== Task statement ==
Search the entries for lines with the string "CustomerName" and say how many there are, giving only the number.

== Data for analysis ==
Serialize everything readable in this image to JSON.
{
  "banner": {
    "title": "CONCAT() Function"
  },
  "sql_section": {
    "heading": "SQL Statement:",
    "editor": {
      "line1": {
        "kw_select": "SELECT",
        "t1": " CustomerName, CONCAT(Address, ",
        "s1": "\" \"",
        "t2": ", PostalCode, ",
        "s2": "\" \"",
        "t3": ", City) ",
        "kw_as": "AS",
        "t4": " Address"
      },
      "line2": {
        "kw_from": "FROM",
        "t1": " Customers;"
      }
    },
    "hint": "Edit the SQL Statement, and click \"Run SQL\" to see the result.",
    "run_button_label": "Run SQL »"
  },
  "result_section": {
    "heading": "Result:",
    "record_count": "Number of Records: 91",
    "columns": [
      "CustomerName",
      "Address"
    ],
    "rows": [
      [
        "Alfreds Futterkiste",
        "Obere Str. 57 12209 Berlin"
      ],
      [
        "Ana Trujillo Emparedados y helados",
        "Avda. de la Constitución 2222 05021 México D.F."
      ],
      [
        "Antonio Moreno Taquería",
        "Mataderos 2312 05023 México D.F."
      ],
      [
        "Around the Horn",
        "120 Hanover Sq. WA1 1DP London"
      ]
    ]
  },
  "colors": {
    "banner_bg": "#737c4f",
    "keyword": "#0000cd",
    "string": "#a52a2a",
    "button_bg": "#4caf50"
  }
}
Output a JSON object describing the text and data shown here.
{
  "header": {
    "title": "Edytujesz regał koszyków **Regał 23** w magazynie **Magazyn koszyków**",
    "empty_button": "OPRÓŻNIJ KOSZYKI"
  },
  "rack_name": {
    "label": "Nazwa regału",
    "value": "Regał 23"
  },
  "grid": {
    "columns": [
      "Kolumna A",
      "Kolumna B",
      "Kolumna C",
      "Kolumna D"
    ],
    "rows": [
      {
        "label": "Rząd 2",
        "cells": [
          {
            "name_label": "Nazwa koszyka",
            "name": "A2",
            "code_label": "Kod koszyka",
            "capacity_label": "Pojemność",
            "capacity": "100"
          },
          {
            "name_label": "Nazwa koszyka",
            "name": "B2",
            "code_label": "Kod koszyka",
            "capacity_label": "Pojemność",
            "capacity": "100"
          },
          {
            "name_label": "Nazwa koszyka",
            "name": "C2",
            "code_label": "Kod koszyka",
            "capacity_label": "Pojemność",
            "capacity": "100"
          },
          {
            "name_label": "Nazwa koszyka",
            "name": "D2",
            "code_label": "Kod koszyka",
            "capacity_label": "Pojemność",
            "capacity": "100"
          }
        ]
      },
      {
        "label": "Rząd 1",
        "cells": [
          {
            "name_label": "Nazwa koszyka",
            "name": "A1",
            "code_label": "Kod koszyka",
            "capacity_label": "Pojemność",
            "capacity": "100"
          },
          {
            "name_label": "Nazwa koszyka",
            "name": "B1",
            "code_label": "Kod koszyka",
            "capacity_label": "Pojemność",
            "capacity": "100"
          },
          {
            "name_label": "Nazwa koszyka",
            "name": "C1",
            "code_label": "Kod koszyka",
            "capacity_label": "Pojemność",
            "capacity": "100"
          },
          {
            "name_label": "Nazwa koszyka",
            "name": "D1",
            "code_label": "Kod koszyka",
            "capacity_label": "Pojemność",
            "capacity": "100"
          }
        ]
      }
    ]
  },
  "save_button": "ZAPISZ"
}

== Solution to the exercise ==
2